(heads up since this is a religious post and can be ignored:) last time i polled my readers i know the majority of you are here to read about tech and other random posts beside those regarding my faith:)
Sitting in a brainstorming meeting this week, my colleague, Dan, asked an executive team if they could “wait on God?” This was regarding the crafting of a new venture’s strategy. He discussed how typically people want to come to a decision quickly, especially in board rooms and executive meetings.
During this discussion, my mind was jarred to past conversations I’ve had with my parents. They sold their retail coffee chain almost three years ago and initially told me that they would rest a year and then start a new business. So they traveled to various European countries, went to Egypt, forced us to join them on an Alaskan cruise, and other destinations. It was past a year and I remember asking them if they had decided on their next business. They both told me that they are still praying and waiting on God.

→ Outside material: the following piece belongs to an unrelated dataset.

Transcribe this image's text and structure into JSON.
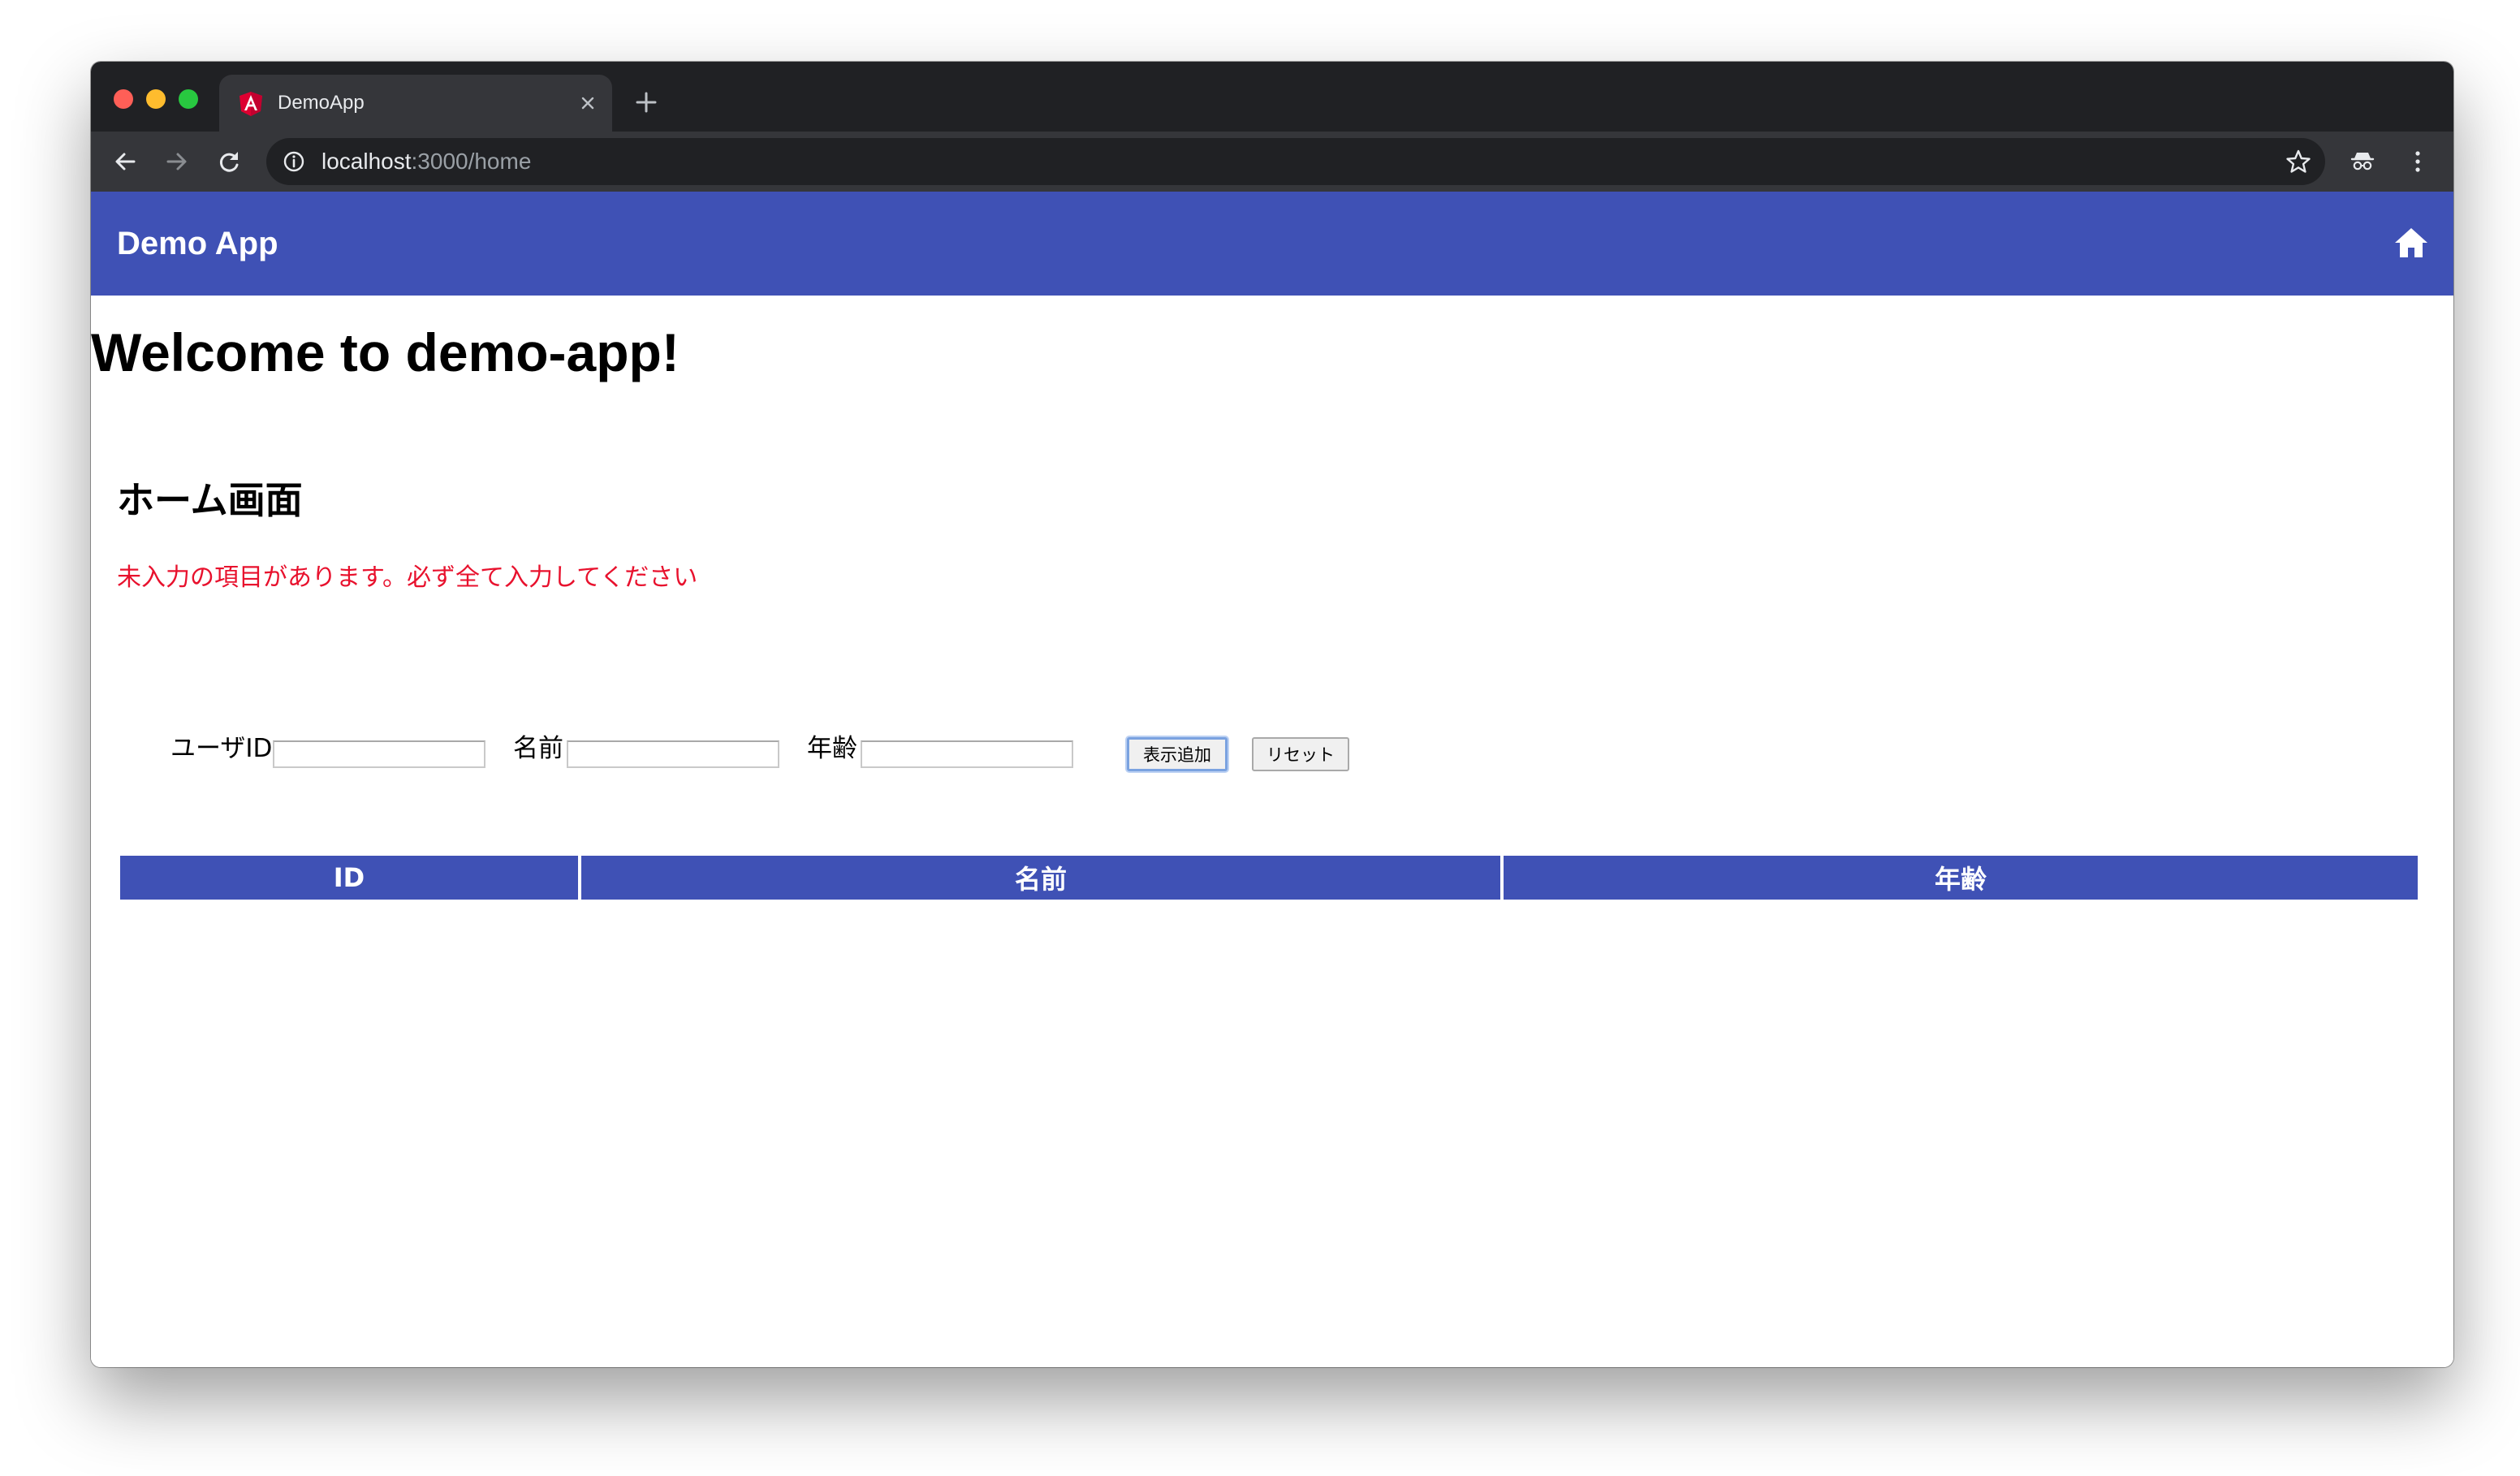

“Bernard, our prior business we felt that we didn’t truly seek God’s will, so this time we are praying and waiting for God’s clear direction.”

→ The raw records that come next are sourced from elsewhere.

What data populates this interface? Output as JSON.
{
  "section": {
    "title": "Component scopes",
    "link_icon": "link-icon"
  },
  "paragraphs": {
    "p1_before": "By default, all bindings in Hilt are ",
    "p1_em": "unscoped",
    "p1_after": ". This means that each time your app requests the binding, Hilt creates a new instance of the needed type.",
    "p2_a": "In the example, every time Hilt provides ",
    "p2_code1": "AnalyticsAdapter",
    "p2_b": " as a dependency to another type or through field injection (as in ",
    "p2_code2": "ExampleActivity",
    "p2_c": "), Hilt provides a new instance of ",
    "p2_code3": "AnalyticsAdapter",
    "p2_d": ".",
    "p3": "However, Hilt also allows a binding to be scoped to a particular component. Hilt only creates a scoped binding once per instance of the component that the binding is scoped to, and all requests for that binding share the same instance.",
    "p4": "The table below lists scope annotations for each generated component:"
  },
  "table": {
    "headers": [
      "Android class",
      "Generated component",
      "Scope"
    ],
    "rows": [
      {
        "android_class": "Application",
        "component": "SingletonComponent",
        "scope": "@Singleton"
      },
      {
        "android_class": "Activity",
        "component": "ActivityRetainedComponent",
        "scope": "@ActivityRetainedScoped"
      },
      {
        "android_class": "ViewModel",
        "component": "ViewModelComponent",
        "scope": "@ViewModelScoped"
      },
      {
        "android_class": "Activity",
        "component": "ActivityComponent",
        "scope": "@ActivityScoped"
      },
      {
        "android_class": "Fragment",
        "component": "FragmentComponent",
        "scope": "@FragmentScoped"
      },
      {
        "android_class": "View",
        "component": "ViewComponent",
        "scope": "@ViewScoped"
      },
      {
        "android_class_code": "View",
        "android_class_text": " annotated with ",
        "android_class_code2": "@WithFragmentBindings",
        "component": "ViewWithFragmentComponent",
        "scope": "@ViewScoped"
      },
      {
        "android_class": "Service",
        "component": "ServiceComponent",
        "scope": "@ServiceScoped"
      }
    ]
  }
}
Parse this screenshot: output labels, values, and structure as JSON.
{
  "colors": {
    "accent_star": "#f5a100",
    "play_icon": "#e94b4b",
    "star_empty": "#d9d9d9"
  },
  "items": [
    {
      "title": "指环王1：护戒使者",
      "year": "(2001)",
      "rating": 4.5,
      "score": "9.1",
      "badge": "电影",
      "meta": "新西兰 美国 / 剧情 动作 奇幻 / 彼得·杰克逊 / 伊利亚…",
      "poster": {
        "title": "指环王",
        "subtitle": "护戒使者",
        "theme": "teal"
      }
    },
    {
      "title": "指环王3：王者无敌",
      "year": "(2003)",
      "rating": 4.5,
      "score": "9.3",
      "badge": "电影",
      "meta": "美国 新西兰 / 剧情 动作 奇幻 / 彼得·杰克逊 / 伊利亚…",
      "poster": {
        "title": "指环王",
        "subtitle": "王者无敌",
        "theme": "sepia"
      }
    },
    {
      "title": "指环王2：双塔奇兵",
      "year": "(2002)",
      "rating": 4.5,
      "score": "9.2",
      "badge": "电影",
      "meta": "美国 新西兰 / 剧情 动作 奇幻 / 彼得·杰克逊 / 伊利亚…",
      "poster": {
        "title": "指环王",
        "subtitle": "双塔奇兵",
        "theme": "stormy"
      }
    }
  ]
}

During the second year of their hiatus, my grandmother became ill so this occupied much of their time. She eventually recovered late last year, so I asked them earlier this year if they had come to a decision. They said that they were still praying and waiting.

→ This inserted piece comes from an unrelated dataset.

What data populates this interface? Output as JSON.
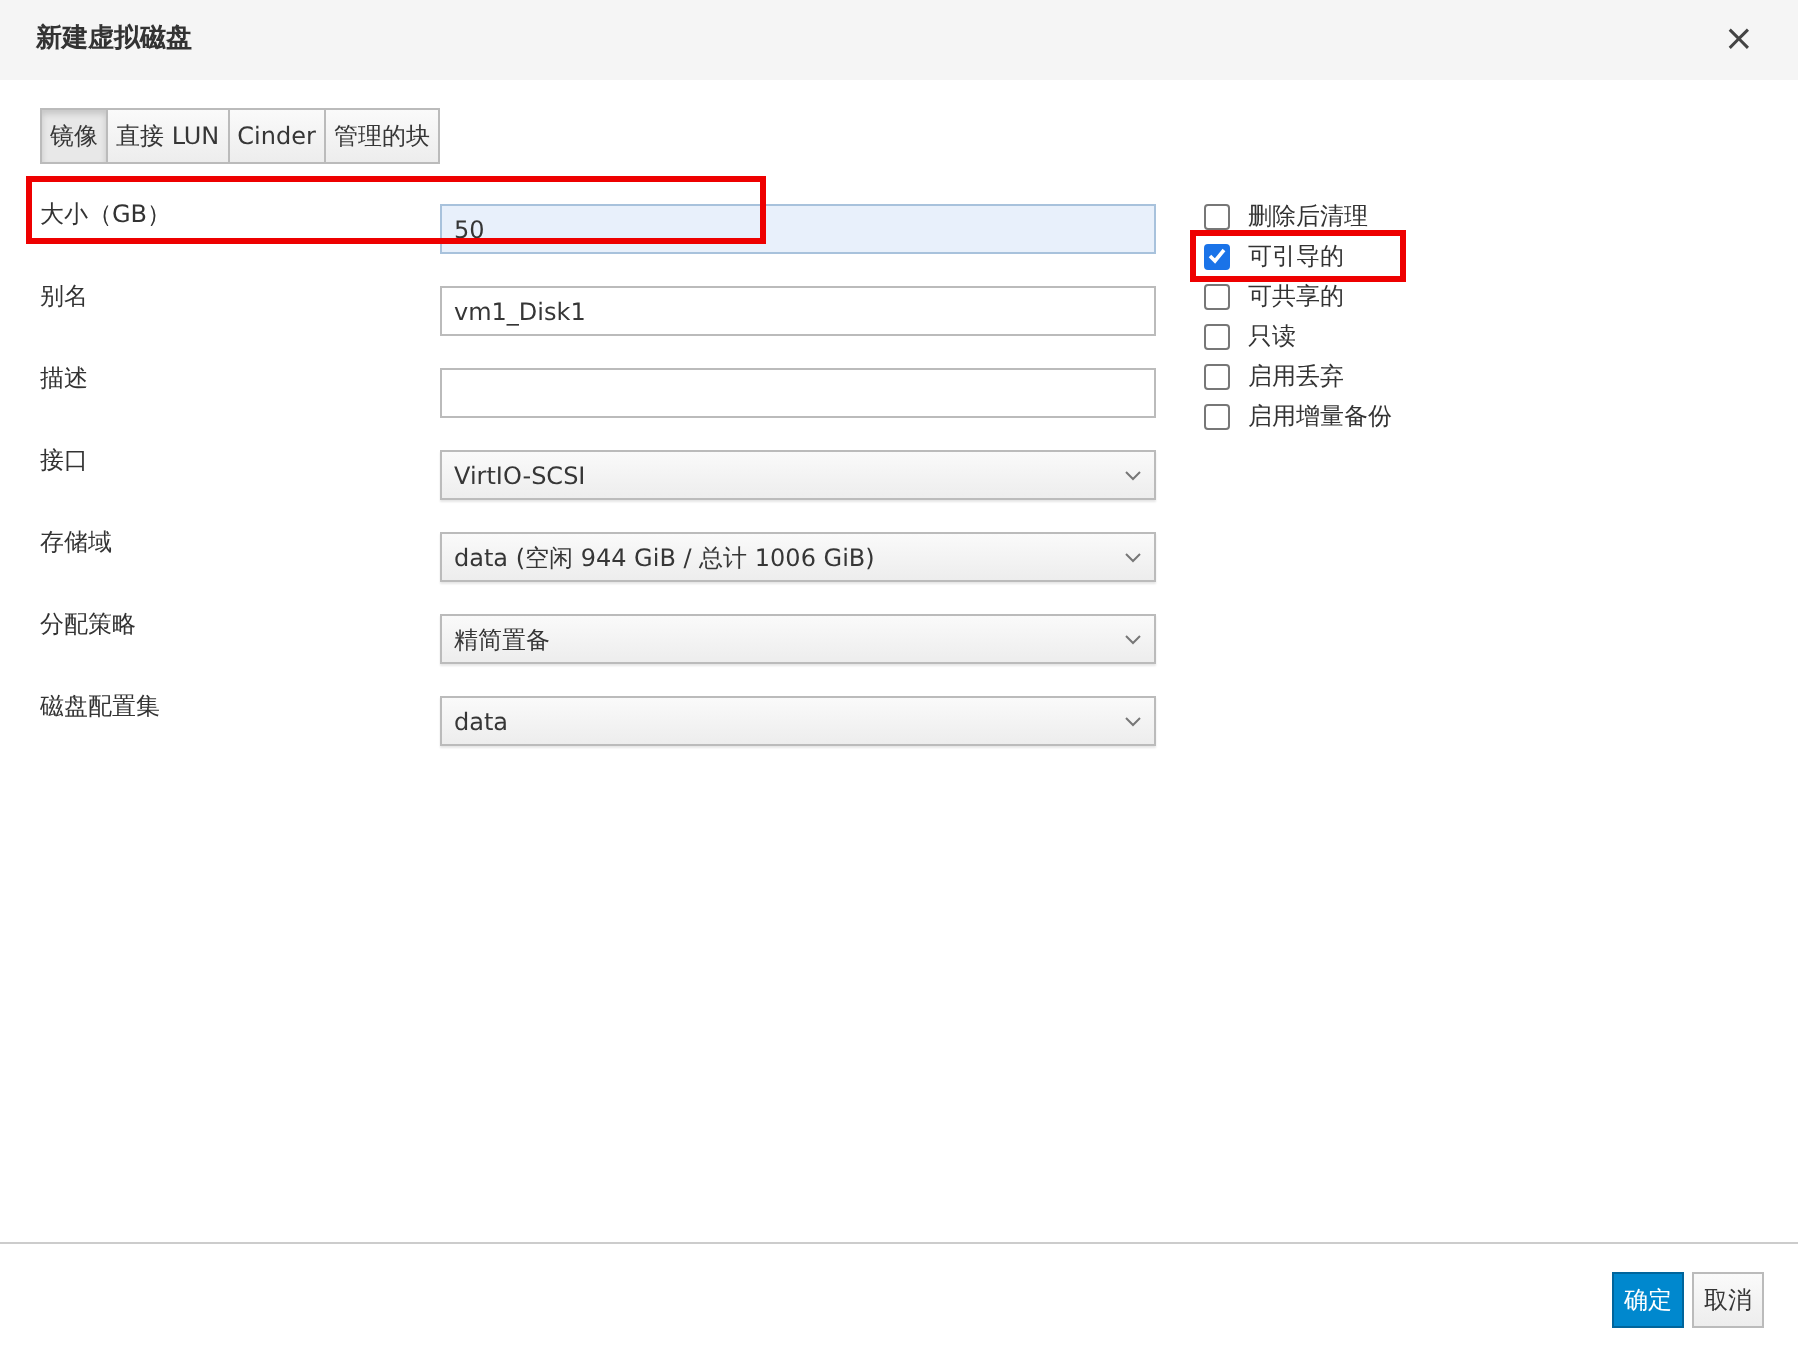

So all of this came full circle this week. It took the words of another person, in this case Dan, to provide a better understanding of my parents’ decision process. I am the typically driven person, especially in business, who wants decisions. Ideally within minutes, though I am willing to wait hours for answers. Patient people in the business world are measured in days, possibly weeks. My parents set their decisions within a framework of months and years.
This reminded me of Abraham’s and Moses’ patience as they waited on God’s promise. Their framework was in years and decades. I guess waiting on God takes patience and trust. I’m not sure if I could have waited like Abraham or Moses. I definitely would have gotten into some exhausting debates with myself.
It’s interesting to think about decision processes that take years. Not all situations allow for this, but if I faced one that did, could I wait? Or would my trust in God wear down? How would I maintain that trust in God?
Since college I’ve created ten year plans and roadmaps to where I want to be professionally and what I would like to accomplish during that time, but this is very different from following a decision-making process that incorporates waiting on God. In each stage of my career I’ve felt that God has guided me through open doors towards opportunities that I didn’t know existed. But I am afraid that didn’t happen because I waited on God but in spite of the fact that I was impatient to reach a decision and get on with it.
Joining with the Lunsford Group — InsideWork’s parent company — probably was the longest waiting period I’ve been through and that was only 4 months. God probably knows I’m not ready for frameworks that operate in years.
So it’s interesting to think about God’s time frame. It’s an eternal perspective. The Chinese government makes 100 year plans, but imagine plans for a thousand years? Ten thousand years? A million? Putting it in this perspective, I realize my parents’ process is excellent and something I can learn from. It’s not lost time or opportunity but a true investment in trusting God and gathering the best counsel for the success of their next business. Over the past few months, I’ve been itching to ask them again but now I will just wait on the Lord and pray with them.
“Yet the LORD longs to be gracious to you; he rises to show you compassion. For the LORD is a God of justice. Blessed are all who wait for him” Isaiah 30:18
Originally posted at InsideWork